Colombia's FARC guerillas have freed a captive soldier in an apparent goodwill gesture, hours before they start observing a unilateral ceasefire.
Colombians who have endured a half-century of bloodshed hope the truce will invigorate a slow-moving peace process, lead to a bilateral ceasefire with the government, and eventually end the war.
It is the last guerilla conflict in Latin America, with 220,000 killed and more than six million people forced from their homes.
The Revolutionary Armed Forces of Colombia announced the month-long truce on July 8, saying it would begin at midnight on Sunday (local time).
With hours to go before the ceasefire, the FARC issued a statement saying its forces should refrain from operations against government forces, and public or private infrastructure.
But in a sign of how fragile the peace process is, the statement said no FARC unit "is obliged to let itself be hit by enemy forces, and will have every right to exercise legitimate defence if attacked".
The FARC also announced the release of a soldier captured nearly two weeks ago during fighting in the south of the country.

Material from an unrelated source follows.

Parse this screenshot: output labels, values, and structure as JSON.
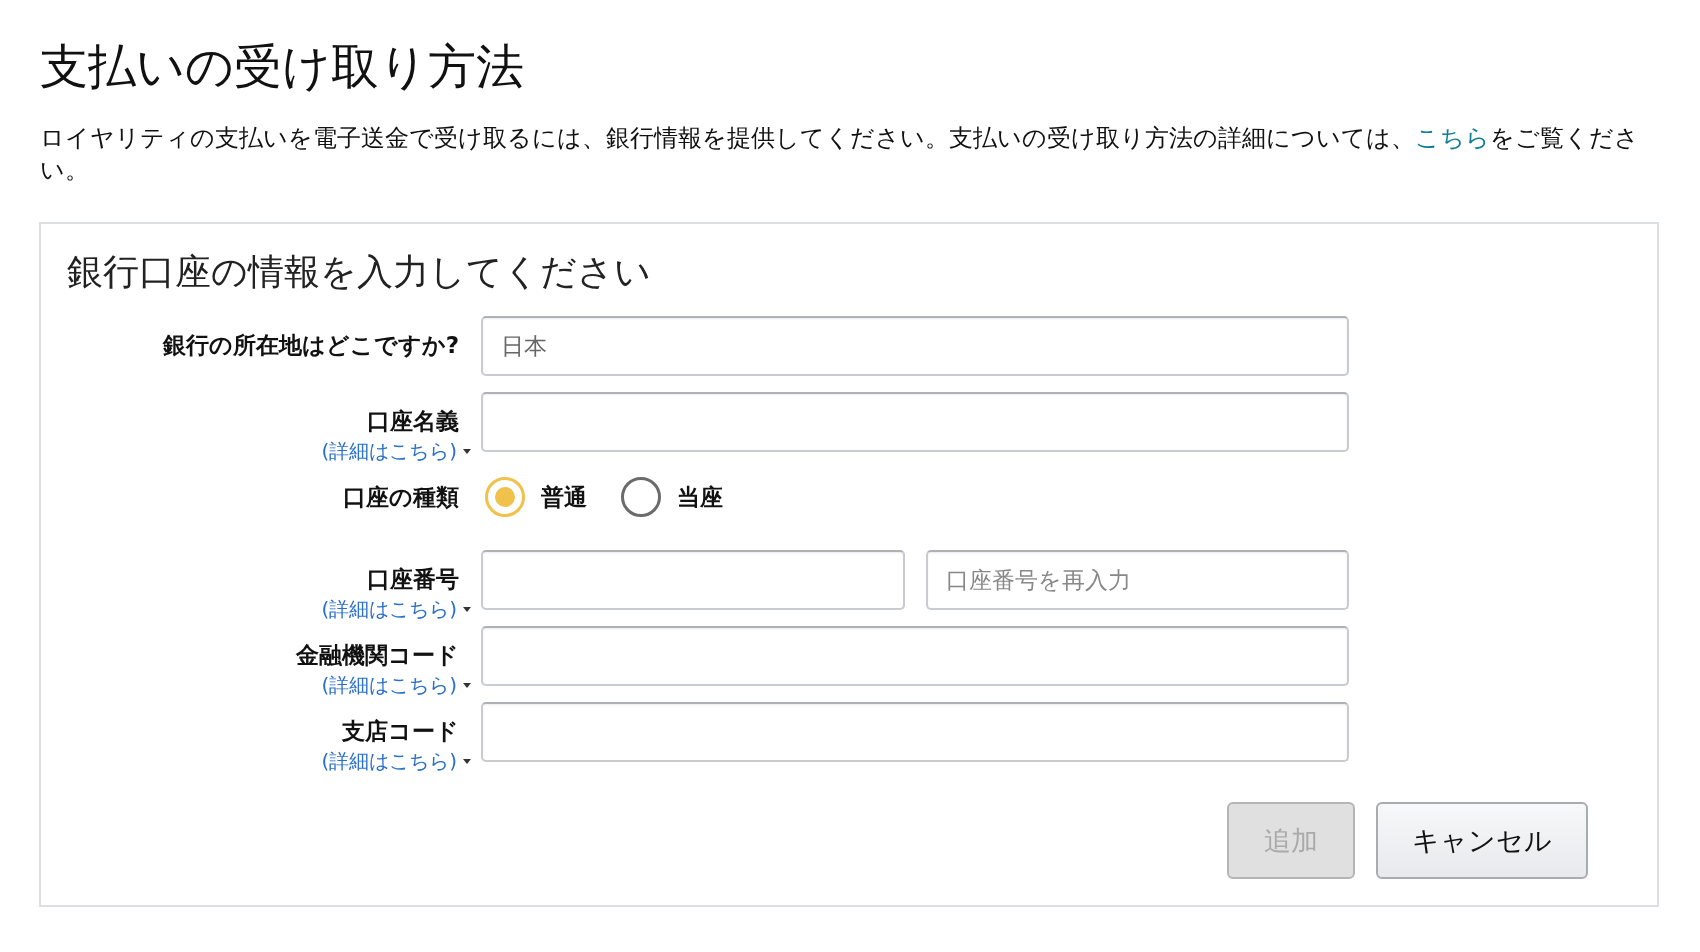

The government said he is in good physical condition.
Fitful peace talks have been taking place since 2012 in Havana, but fighting has continued and even intensified this year.
Colombian President Juan Manuel Santos has pledged to negotiate for four more months and then decide whether to continue, but says the truce could be the rebels' last chance.

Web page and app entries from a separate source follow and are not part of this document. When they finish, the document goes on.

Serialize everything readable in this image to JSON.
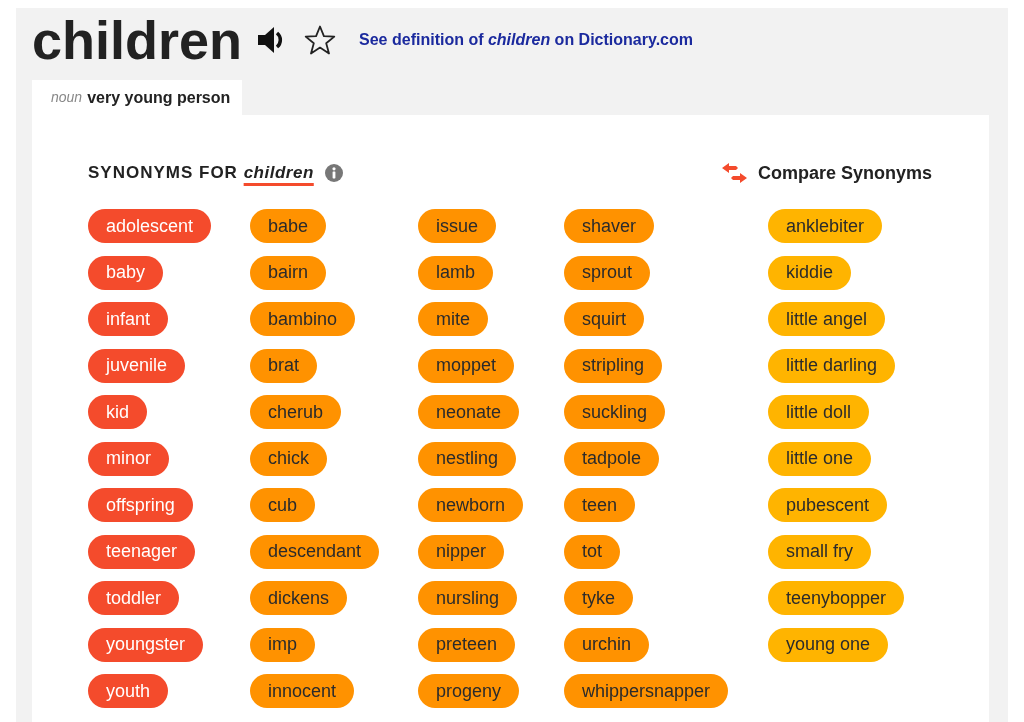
{
  "headword": "children",
  "dictionary_link": "See definition of *children* on Dictionary.com",
  "sense_tab": {
    "part_of_speech": "noun",
    "definition": "very young person",
    "selected": true
  },
  "synonyms_heading": {
    "label": "SYNONYMS FOR",
    "word": "children"
  },
  "compare_button": "Compare Synonyms",
  "columns": [
    {
      "color": "#f44b2c",
      "words": [
        "adolescent",
        "baby",
        "infant",
        "juvenile",
        "kid",
        "minor",
        "offspring",
        "teenager",
        "toddler",
        "youngster",
        "youth"
      ]
    },
    {
      "color": "#ff9200",
      "words": [
        "babe",
        "bairn",
        "bambino",
        "brat",
        "cherub",
        "chick",
        "cub",
        "descendant",
        "dickens",
        "imp",
        "innocent"
      ]
    },
    {
      "color": "#ff9200",
      "words": [
        "issue",
        "lamb",
        "mite",
        "moppet",
        "neonate",
        "nestling",
        "newborn",
        "nipper",
        "nursling",
        "preteen",
        "progeny"
      ]
    },
    {
      "color": "#ff9200",
      "words": [
        "shaver",
        "sprout",
        "squirt",
        "stripling",
        "suckling",
        "tadpole",
        "teen",
        "tot",
        "tyke",
        "urchin",
        "whippersnapper"
      ]
    },
    {
      "color": "#ffb400",
      "words": [
        "anklebiter",
        "kiddie",
        "little angel",
        "little darling",
        "little doll",
        "little one",
        "pubescent",
        "small fry",
        "teenybopper",
        "young one"
      ]
    }
  ]
}
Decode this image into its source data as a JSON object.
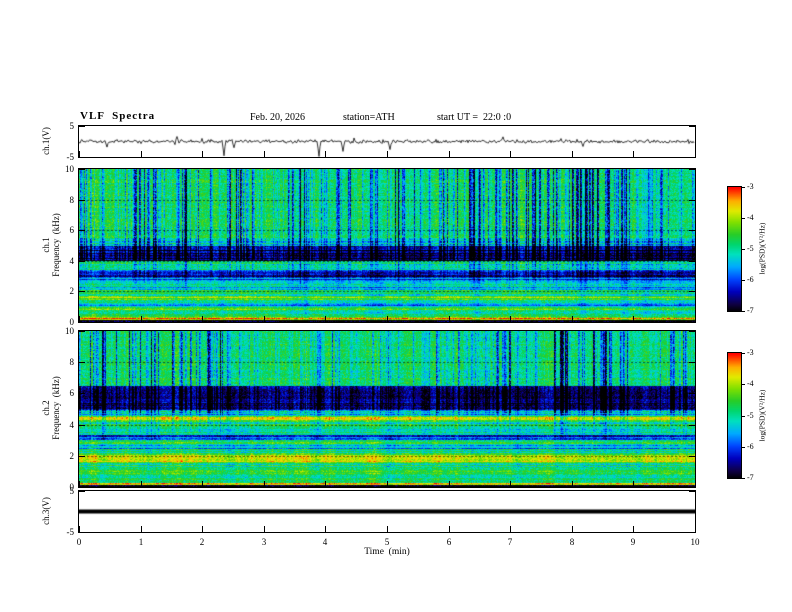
{
  "title": "VLF  Spectra",
  "header": {
    "date": "Feb. 20, 2026",
    "station": "station=ATH",
    "start_ut": "start UT =  22:0 :0"
  },
  "x_axis": {
    "label": "Time  (min)",
    "range": [
      0,
      10
    ],
    "ticks": [
      0,
      1,
      2,
      3,
      4,
      5,
      6,
      7,
      8,
      9,
      10
    ]
  },
  "panels": {
    "ch1_wave": {
      "ylabel": "ch.1(V)",
      "ylim": [
        -5,
        5
      ],
      "yticks": [
        5,
        -5
      ]
    },
    "ch1_spec": {
      "channel_label": "ch.1",
      "axis_label": "Frequency  (kHz)",
      "ylim": [
        0,
        10
      ],
      "yticks": [
        0,
        2,
        4,
        6,
        8,
        10
      ]
    },
    "ch2_spec": {
      "channel_label": "ch.2",
      "axis_label": "Frequency  (kHz)",
      "ylim": [
        0,
        10
      ],
      "yticks": [
        0,
        2,
        4,
        6,
        8,
        10
      ]
    },
    "ch3_wave": {
      "ylabel": "ch.3(V)",
      "ylim": [
        -5,
        5
      ],
      "yticks": [
        5,
        -5
      ]
    }
  },
  "colorbar": {
    "label": "log(PSD)(V²/Hz)",
    "range": [
      -7,
      -3
    ],
    "ticks": [
      -3,
      -4,
      -5,
      -6,
      -7
    ]
  },
  "chart_data": [
    {
      "type": "line",
      "name": "ch.1 waveform",
      "ylabel": "ch.1(V)",
      "xlim": [
        0,
        10
      ],
      "ylim": [
        -5,
        5
      ],
      "noise_amp_v": 0.7,
      "spikes": [
        {
          "t_min": 0.45,
          "amp_v": -1.8
        },
        {
          "t_min": 1.6,
          "amp_v": 1.6
        },
        {
          "t_min": 2.35,
          "amp_v": -4.6
        },
        {
          "t_min": 2.52,
          "amp_v": -2.0
        },
        {
          "t_min": 3.9,
          "amp_v": -4.8
        },
        {
          "t_min": 4.3,
          "amp_v": -3.2
        },
        {
          "t_min": 5.05,
          "amp_v": -2.6
        },
        {
          "t_min": 6.9,
          "amp_v": 1.5
        },
        {
          "t_min": 8.2,
          "amp_v": -1.6
        }
      ]
    },
    {
      "type": "heatmap",
      "name": "ch.1 spectrogram",
      "xlabel": "Time (min)",
      "ylabel": "Frequency (kHz)",
      "xlim": [
        0,
        10
      ],
      "ylim": [
        0,
        10
      ],
      "zlabel": "log(PSD)(V²/Hz)",
      "zlim": [
        -7,
        -3
      ],
      "grid_khz": [
        2,
        4,
        6,
        8
      ],
      "bands": [
        {
          "f": [
            0.0,
            0.18
          ],
          "level": -6.9
        },
        {
          "f": [
            0.18,
            0.3
          ],
          "level": -3.6
        },
        {
          "f": [
            0.3,
            0.55
          ],
          "level": -4.7
        },
        {
          "f": [
            0.55,
            0.8
          ],
          "level": -5.1
        },
        {
          "f": [
            0.8,
            1.0
          ],
          "level": -4.4
        },
        {
          "f": [
            1.0,
            1.5
          ],
          "level": -5.4
        },
        {
          "f": [
            1.5,
            1.7
          ],
          "level": -4.3
        },
        {
          "f": [
            1.7,
            2.15
          ],
          "level": -4.9
        },
        {
          "f": [
            2.15,
            2.35
          ],
          "level": -5.5
        },
        {
          "f": [
            2.35,
            2.65
          ],
          "level": -4.9
        },
        {
          "f": [
            2.65,
            3.0
          ],
          "level": -5.7
        },
        {
          "f": [
            3.0,
            3.45
          ],
          "level": -6.3
        },
        {
          "f": [
            3.45,
            4.0
          ],
          "level": -4.9
        },
        {
          "f": [
            4.0,
            5.0
          ],
          "level": -6.6
        },
        {
          "f": [
            5.0,
            5.35
          ],
          "level": -5.2
        },
        {
          "f": [
            5.35,
            10.01
          ],
          "level": -4.7
        }
      ],
      "streaks": {
        "f_min_khz": 4.0,
        "density": 0.5,
        "max_extra_atten": 2.4
      }
    },
    {
      "type": "heatmap",
      "name": "ch.2 spectrogram",
      "xlabel": "Time (min)",
      "ylabel": "Frequency (kHz)",
      "xlim": [
        0,
        10
      ],
      "ylim": [
        0,
        10
      ],
      "zlabel": "log(PSD)(V²/Hz)",
      "zlim": [
        -7,
        -3
      ],
      "grid_khz": [
        2,
        4,
        6,
        8
      ],
      "bands": [
        {
          "f": [
            0.0,
            0.18
          ],
          "level": -6.9
        },
        {
          "f": [
            0.18,
            0.3
          ],
          "level": -3.5
        },
        {
          "f": [
            0.3,
            0.6
          ],
          "level": -4.6
        },
        {
          "f": [
            0.6,
            0.8
          ],
          "level": -5.1
        },
        {
          "f": [
            0.8,
            1.2
          ],
          "level": -4.4
        },
        {
          "f": [
            1.2,
            1.55
          ],
          "level": -4.9
        },
        {
          "f": [
            1.55,
            2.2
          ],
          "level": -4.05
        },
        {
          "f": [
            2.2,
            2.5
          ],
          "level": -4.9
        },
        {
          "f": [
            2.5,
            2.7
          ],
          "level": -5.5
        },
        {
          "f": [
            2.7,
            3.05
          ],
          "level": -4.8
        },
        {
          "f": [
            3.05,
            3.35
          ],
          "level": -6.0
        },
        {
          "f": [
            3.35,
            4.35
          ],
          "level": -4.8
        },
        {
          "f": [
            4.35,
            4.6
          ],
          "level": -4.1
        },
        {
          "f": [
            4.6,
            5.0
          ],
          "level": -5.3
        },
        {
          "f": [
            5.0,
            6.5
          ],
          "level": -6.5
        },
        {
          "f": [
            6.5,
            10.01
          ],
          "level": -4.75
        }
      ],
      "streaks": {
        "f_min_khz": 4.8,
        "density": 0.45,
        "max_extra_atten": 2.4
      }
    },
    {
      "type": "line",
      "name": "ch.3 waveform",
      "ylabel": "ch.3(V)",
      "xlim": [
        0,
        10
      ],
      "ylim": [
        -5,
        5
      ],
      "constant_v": 0
    }
  ]
}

If they do not live up to the ceasefire, and there is no progress on what kind of punishment would be applied to the rebels under an accord, the peace process will fall apart for good, Santos has said.